This book tells the story of six outcasts and one impossible heist. Here we have two morally ambiguous heroines, both of whom have committed crimes in the past and both of whom are willing to do it again to get what they want. Another great book by Leigh Bardugo and I almost included her other books in the list, but I thought it was too long already. Plus, almost no one comes off as “morally complicated” when standing beside The Darkling ;)
Red Queen by Victoria Aveyard
Mare Barrow is very, very similar to Katniss, some might say. And I agree - but that’s not a bad thing, in my books. She lives in a world where Red-blooded people are the poor majority and the Silver-blooded aristocracy possess powers beyond the political kind. When she (and the Silvers) discover she has powers of her own, she is thrown into a world of political intrigue, betrayals, lies and façades. For her, good and evil has always meant Red and Silver, but now she isn’t so sure. Very addicting, very fast-paced, and very cinematic (I’d much rather go see this in theatres than Jerry Bruckheimer’s new acquisition).
Crank by Ellen Hopkins
This book is powerful, and moving, and scary. And it’s true for too great a number of teenage girls. If Bergstrom wants moral ambiguity that depicts the real world, here it is. Pick up any of Ellen Hopkins books, but especially her Crank trilogy. Or better still, pick up Tricks and Traffick if you want to read a YA series that talks about the reality of human trafficking and stop pretending that you came here to revolutionize a genre that’s been doing just fine on its own. (tw for substance abuse, sexual assault and a myriad of other very, very dark themes)
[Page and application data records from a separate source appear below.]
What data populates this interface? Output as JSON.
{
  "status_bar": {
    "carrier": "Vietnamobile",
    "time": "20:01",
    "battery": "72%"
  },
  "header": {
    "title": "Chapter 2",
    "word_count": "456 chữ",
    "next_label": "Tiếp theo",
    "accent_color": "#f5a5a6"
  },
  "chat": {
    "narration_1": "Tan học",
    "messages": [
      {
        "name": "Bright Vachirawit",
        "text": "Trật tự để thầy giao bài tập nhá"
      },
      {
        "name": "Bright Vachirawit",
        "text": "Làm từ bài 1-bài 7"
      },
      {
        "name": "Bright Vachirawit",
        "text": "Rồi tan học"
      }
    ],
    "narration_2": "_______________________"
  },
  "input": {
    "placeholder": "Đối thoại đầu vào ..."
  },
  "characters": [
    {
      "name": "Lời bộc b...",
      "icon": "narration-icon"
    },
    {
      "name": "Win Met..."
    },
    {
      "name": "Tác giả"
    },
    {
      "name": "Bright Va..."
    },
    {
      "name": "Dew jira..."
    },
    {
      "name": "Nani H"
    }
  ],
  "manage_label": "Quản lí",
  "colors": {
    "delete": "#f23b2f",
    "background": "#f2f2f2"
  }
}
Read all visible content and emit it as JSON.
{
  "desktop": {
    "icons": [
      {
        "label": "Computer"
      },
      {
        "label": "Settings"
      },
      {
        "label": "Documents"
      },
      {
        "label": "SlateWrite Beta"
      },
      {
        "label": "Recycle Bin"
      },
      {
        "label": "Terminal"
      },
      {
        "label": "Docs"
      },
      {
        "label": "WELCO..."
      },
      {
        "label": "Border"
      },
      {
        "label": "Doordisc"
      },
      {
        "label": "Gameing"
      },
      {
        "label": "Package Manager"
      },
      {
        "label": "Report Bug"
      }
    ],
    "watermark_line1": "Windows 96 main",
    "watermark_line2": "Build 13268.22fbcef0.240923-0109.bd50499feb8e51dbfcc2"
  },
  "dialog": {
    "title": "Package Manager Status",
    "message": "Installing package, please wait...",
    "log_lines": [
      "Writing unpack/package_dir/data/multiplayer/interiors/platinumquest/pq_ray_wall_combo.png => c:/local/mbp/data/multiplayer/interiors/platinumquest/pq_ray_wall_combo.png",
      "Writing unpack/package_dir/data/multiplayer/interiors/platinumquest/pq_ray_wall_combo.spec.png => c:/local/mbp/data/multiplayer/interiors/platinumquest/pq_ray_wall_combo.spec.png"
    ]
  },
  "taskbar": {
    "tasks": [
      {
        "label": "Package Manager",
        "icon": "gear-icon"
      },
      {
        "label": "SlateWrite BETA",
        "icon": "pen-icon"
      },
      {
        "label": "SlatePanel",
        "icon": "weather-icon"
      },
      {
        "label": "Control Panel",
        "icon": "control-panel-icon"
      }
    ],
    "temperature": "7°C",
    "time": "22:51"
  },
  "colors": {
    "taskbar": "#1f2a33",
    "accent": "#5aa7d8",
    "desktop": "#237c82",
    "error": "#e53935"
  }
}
Harry Potter by J.K. Rowling
One word: HERMIONE.
And that’s it for my list. I would absolutely love to sit here and come up with more, but I really need to go study. I’m sorry these are mostly popular titles and you may have read all of these, but I know we can find you some more if you’d like!
And if anyone else would like to add some more titles and say why you think they’re morally ambiguous heroines, feel free to do so! Let’s bury one ignorant dude’s dumb comments with amazing examples of YA literature by women and about women and hopefully make a dent in this persistent and damaging idea that women’s media is never good enough until White Dude™ steps in.